On Monday, officials with the San Diego Police Department identified the deceased as 60-year-old Andrew Farnham.

The incident began when officers received a call around 4:11 p.m. March 30, about a man armed with a gun who had threatened to shoot family members as well as himself at 6500 Bonnie View Drive in San Carlos. According to Lt. Andra Brown, Farnham was a resident of the home where police were called.

“Officers responding to the call gathered at a nearby park to formulate a plan to take the male safely into custody,” Brown said. “The plan included less-lethal options, such as extended range impact weapons and police canines.”

A 91-year-old “reporting party” then exited the home and walked to the officers as they were getting set up outside the home, per SDPD.

“Before the officers could ascertain more specific information from the man, the suspect walked into the open garage and pointed what appeared to be a handgun at the officers, prompting one sergeant to draw his service weapon and fire,” Brown said. “The male was struck at least once by gunfire.”

First responders were able to render aid and transport Farnham to a local hospital, where he underwent emergency surgery, Brown said. Farnham died the following day around 3 p.m.

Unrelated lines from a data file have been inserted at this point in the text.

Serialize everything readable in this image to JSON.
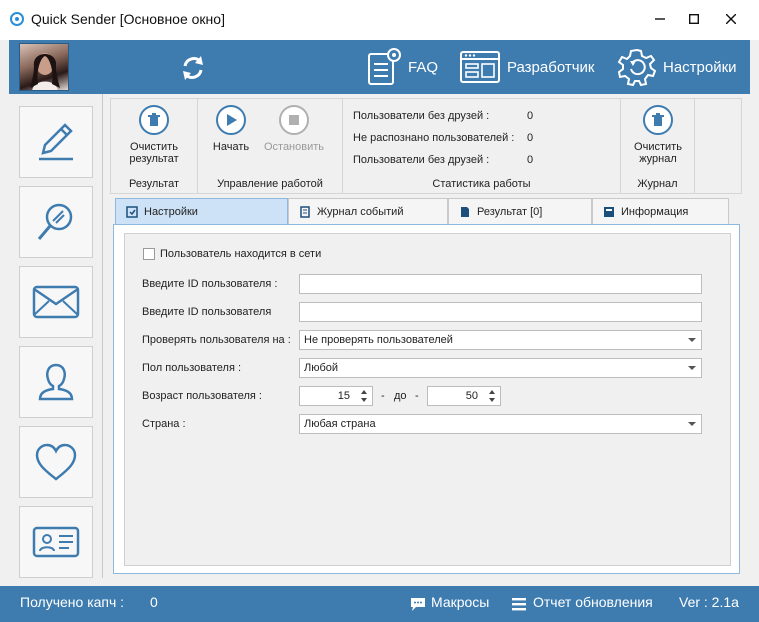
{
  "window": {
    "title": "Quick Sender [Основное окно]"
  },
  "topbar": {
    "faq_label": "FAQ",
    "developer_label": "Разработчик",
    "settings_label": "Настройки"
  },
  "ribbon": {
    "result_group": {
      "clear_label_1": "Очистить",
      "clear_label_2": "результат",
      "group_label": "Результат"
    },
    "control_group": {
      "start_label": "Начать",
      "stop_label": "Остановить",
      "group_label": "Управление работой"
    },
    "stats_group": {
      "rows": [
        {
          "label": "Пользователи без друзей :",
          "value": "0"
        },
        {
          "label": "Не распознано пользователей :",
          "value": "0"
        },
        {
          "label": "Пользователи без друзей :",
          "value": "0"
        }
      ],
      "group_label": "Статистика работы"
    },
    "journal_group": {
      "clear_label_1": "Очистить",
      "clear_label_2": "журнал",
      "group_label": "Журнал"
    }
  },
  "tabs": [
    {
      "label": "Настройки",
      "active": true
    },
    {
      "label": "Журнал событий",
      "active": false
    },
    {
      "label": "Результат [0]",
      "active": false
    },
    {
      "label": "Информация",
      "active": false
    }
  ],
  "form": {
    "online_checkbox_label": "Пользователь находится в сети",
    "online_checked": false,
    "user_id_label_1": "Введите ID пользователя :",
    "user_id_value_1": "",
    "user_id_label_2": "Введите ID пользователя",
    "user_id_value_2": "",
    "check_label": "Проверять пользователя на :",
    "check_value": "Не проверять пользователей",
    "gender_label": "Пол пользователя :",
    "gender_value": "Любой",
    "age_label": "Возраст пользователя :",
    "age_from": "15",
    "age_dash": "-",
    "age_to_label": "до",
    "age_dash_2": "-",
    "age_to": "50",
    "country_label": "Страна :",
    "country_value": "Любая страна"
  },
  "statusbar": {
    "captcha_label": "Получено капч :",
    "captcha_value": "0",
    "macros_label": "Макросы",
    "update_label": "Отчет обновления",
    "version_label": "Ver : 2.1a"
  },
  "colors": {
    "accent": "#3e7cb0",
    "tab_active": "#cde2f7"
  }
}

The San Diego Police Department’s Homicide Unit later discovered a BB pistol that police say belonged to Farnham.

The name of the sergeant, a 14-year veteran with SDPD, is not being released at this time, Brown said. He is currently assigned to the Police Canine Unit.

Anyone with information regarding this incident is asked to call the Homicide Unit at (619) 531-2293 or Crime Stoppers at (888) 580-8477.

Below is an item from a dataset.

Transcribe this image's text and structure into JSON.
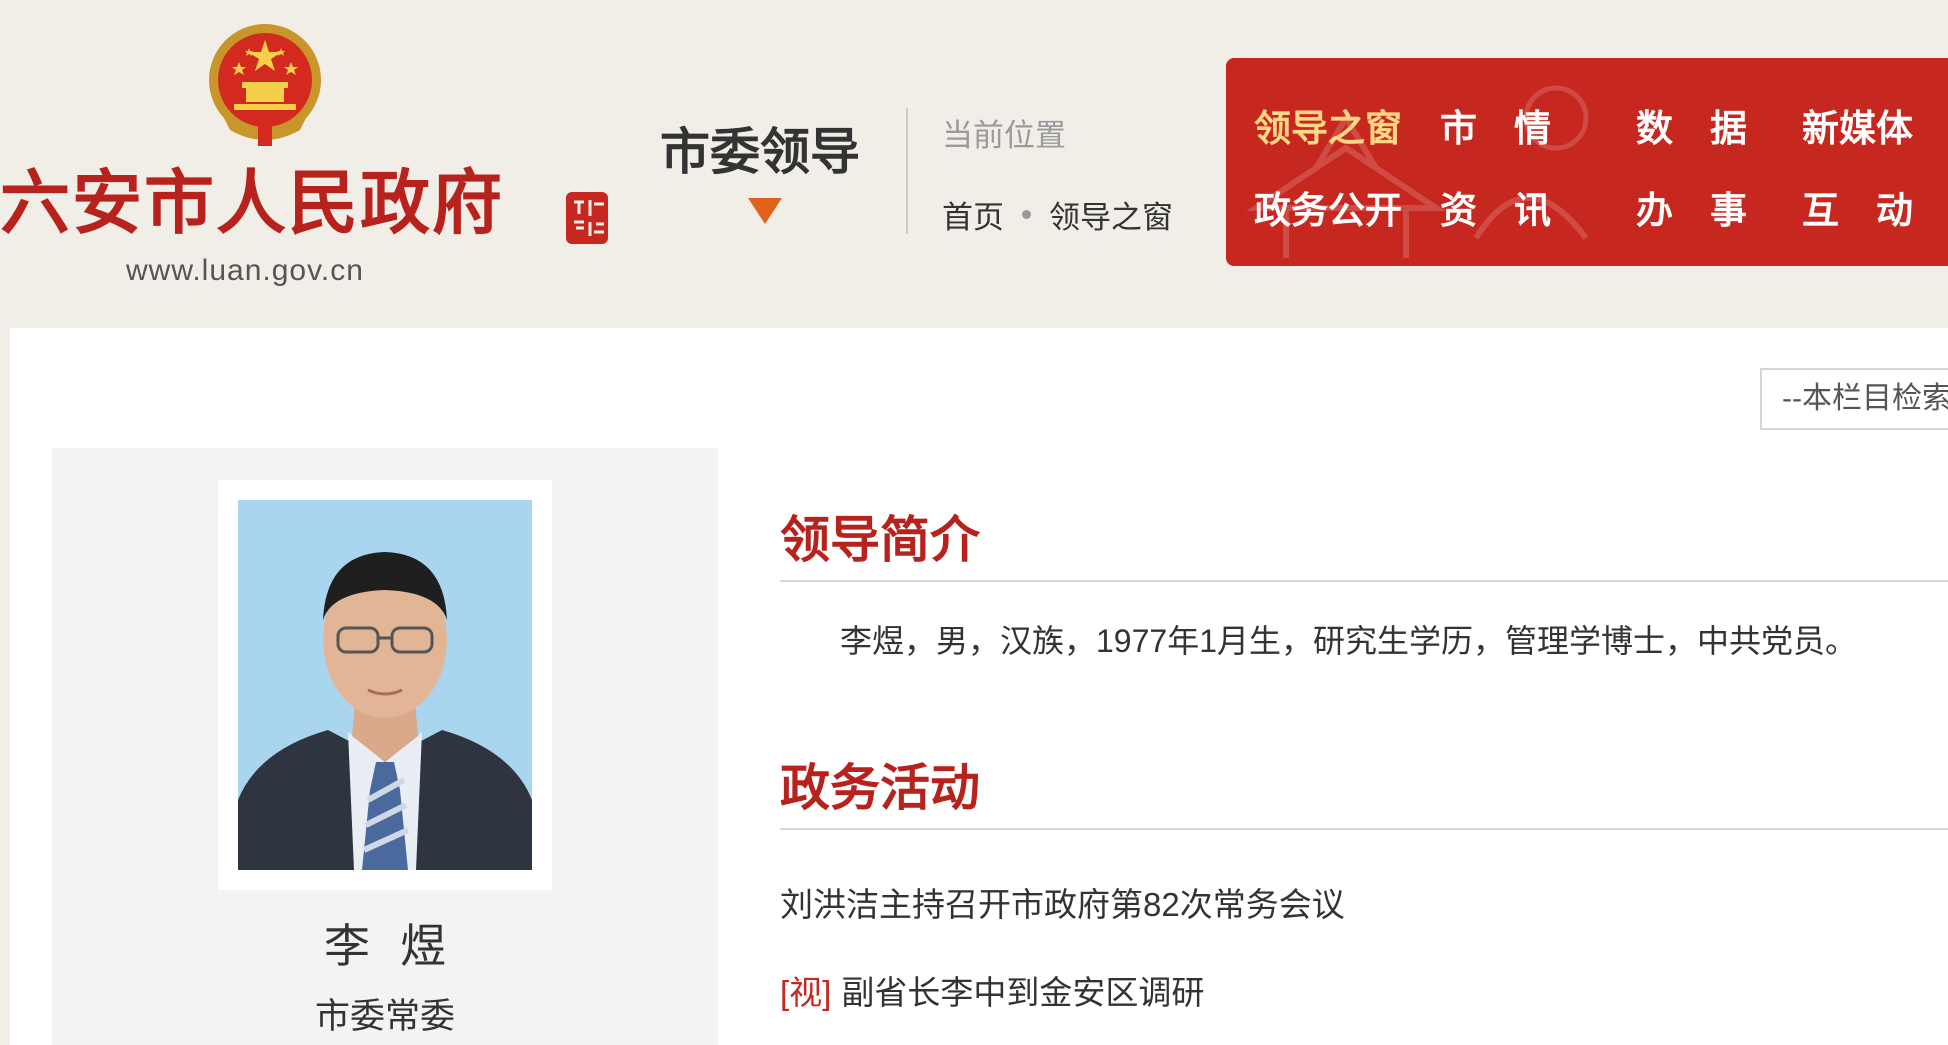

Editor’s note: If you are feeling distressed or concerned for a loved one’s wellbeing, help is available through the National Suicide Prevention Lifeline at 800-273-8255. It provides free and confidential emotional support 24 hours a day, seven days a week. You can also call a loved one, member of the clergy or 911.

The California Peer-Run Warm Line also offers free support for nonemergency mental health issues, and can be reached at 855-845-7415 on 7 a.m. to 11 p.m. Monday through Friday, 7 a.m. to 3 p.m. Saturdays, and 7 a.m. to 9 p.m. Sundays.